(Website and app data records)
[Start of Attachment]

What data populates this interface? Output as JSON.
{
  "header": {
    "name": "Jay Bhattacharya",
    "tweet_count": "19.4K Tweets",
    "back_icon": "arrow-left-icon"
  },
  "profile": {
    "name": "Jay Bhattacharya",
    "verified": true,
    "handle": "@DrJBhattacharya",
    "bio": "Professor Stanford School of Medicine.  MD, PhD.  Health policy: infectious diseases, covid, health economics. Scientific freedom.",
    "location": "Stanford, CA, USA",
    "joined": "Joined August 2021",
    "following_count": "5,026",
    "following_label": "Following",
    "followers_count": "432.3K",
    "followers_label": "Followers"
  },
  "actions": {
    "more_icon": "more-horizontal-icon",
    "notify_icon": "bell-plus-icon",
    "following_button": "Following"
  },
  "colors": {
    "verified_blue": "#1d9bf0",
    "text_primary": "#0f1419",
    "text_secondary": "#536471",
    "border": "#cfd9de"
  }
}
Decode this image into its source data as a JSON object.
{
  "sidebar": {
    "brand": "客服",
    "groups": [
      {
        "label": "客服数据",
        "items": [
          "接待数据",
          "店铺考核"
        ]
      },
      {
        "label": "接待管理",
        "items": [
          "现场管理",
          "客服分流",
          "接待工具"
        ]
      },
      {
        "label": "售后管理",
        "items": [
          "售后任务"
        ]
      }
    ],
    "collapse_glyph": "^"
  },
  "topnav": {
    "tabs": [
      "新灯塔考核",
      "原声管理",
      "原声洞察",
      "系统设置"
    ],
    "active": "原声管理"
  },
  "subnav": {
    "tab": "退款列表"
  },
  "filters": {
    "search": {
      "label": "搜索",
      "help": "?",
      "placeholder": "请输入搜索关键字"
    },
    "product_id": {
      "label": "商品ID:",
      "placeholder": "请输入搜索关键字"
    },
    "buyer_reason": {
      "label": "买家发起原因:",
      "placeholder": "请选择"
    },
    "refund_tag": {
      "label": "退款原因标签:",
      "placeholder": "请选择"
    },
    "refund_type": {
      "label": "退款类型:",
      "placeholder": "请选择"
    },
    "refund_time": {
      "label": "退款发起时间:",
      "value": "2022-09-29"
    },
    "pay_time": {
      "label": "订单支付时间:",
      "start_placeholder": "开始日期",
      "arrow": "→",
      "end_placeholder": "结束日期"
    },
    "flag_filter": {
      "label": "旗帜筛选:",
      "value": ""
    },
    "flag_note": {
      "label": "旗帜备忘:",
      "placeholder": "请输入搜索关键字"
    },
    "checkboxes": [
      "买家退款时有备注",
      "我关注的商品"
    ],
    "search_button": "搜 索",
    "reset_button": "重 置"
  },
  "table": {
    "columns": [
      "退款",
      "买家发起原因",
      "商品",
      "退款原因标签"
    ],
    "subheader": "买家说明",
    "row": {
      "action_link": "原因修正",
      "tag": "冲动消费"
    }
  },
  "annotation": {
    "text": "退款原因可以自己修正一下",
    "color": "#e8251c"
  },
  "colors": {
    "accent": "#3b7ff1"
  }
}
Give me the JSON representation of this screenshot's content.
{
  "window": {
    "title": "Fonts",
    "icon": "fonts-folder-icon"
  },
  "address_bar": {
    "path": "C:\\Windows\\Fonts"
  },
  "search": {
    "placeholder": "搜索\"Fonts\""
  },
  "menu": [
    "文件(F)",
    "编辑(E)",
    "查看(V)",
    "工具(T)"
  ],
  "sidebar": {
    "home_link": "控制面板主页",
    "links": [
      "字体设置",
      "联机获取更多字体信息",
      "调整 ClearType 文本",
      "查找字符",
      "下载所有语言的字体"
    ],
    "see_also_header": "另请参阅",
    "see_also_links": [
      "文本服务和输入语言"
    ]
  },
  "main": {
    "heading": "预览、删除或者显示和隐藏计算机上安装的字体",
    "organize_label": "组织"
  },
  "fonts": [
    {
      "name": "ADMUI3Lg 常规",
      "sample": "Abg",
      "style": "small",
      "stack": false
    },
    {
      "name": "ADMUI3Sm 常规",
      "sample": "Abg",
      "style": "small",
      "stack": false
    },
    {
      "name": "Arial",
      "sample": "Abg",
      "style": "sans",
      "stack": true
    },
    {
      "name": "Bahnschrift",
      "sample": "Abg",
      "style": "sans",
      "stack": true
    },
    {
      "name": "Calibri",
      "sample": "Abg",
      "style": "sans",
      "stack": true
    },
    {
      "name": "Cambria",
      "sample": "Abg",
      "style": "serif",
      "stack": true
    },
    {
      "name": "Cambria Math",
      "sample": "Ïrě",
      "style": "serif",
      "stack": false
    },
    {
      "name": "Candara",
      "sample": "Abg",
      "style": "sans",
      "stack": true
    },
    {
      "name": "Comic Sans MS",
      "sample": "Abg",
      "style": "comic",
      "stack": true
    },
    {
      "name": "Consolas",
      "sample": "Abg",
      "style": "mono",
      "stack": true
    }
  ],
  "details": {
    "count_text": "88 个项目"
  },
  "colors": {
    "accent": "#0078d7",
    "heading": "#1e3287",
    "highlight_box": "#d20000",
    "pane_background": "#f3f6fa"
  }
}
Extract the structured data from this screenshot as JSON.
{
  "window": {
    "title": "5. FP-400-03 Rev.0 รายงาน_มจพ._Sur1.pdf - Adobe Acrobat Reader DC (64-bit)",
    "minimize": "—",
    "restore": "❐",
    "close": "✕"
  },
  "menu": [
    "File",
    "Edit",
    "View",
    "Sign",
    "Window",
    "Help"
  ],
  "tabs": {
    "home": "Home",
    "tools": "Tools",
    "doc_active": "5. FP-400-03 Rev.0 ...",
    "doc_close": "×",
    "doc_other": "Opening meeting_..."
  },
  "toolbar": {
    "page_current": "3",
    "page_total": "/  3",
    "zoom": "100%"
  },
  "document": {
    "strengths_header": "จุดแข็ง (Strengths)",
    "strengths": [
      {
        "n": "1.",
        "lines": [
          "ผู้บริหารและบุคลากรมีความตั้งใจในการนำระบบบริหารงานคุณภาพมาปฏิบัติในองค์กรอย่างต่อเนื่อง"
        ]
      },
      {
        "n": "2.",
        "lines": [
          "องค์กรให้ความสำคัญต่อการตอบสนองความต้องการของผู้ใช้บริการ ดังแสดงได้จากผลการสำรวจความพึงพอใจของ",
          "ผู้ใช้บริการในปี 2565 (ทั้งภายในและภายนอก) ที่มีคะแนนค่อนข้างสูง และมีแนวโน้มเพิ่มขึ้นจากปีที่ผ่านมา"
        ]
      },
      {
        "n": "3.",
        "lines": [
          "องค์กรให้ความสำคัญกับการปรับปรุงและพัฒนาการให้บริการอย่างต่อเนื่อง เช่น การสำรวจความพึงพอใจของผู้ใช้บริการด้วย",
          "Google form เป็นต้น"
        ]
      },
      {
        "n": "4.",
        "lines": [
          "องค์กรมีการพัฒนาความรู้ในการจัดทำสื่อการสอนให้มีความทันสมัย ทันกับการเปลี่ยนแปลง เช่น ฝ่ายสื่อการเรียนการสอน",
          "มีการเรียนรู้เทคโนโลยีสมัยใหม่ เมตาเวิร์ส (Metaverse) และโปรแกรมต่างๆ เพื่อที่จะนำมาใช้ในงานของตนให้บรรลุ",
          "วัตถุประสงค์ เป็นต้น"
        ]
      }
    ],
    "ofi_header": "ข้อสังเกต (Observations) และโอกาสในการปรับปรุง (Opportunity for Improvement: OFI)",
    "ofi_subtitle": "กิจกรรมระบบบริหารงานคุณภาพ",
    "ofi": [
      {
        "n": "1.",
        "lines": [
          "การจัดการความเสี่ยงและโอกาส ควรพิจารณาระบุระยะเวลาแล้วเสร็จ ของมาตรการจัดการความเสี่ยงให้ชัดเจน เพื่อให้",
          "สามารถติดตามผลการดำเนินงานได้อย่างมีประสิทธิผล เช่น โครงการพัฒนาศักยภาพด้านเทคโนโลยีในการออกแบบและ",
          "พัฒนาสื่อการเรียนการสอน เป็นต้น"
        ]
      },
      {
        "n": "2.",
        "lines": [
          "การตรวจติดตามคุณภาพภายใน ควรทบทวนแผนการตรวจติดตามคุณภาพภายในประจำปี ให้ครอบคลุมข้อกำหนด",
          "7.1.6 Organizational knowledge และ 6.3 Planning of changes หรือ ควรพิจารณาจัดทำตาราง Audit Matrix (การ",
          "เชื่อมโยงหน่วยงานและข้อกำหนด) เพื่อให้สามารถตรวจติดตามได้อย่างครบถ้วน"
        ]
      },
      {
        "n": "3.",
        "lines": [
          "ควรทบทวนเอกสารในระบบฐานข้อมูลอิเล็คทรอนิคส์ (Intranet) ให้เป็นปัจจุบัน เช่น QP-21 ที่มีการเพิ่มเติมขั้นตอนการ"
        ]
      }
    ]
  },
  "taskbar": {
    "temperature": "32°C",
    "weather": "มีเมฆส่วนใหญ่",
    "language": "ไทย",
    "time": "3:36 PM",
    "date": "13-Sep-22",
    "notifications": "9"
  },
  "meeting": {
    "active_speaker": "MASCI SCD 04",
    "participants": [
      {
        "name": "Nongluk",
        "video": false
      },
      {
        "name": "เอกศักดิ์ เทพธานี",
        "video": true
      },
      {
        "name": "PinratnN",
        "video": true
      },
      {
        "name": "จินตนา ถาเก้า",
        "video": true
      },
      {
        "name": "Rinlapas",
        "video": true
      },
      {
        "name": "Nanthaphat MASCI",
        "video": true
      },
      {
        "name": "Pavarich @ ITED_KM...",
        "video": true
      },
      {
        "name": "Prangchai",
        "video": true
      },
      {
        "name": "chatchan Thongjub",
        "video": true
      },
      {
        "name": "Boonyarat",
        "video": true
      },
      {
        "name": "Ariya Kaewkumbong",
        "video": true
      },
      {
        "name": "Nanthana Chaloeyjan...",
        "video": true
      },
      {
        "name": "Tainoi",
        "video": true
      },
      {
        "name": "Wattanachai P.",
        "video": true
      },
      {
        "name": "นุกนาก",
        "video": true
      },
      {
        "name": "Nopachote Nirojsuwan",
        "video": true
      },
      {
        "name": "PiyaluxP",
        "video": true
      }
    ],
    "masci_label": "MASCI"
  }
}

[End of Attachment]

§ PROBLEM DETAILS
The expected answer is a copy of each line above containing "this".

§ FINAL ANSWER
What data populates this interface? Output as JSON.
Decode this image into its source data as a JSON object.
Give me the JSON representation of this screenshot's content.
Extract the structured data from this screenshot as JSON.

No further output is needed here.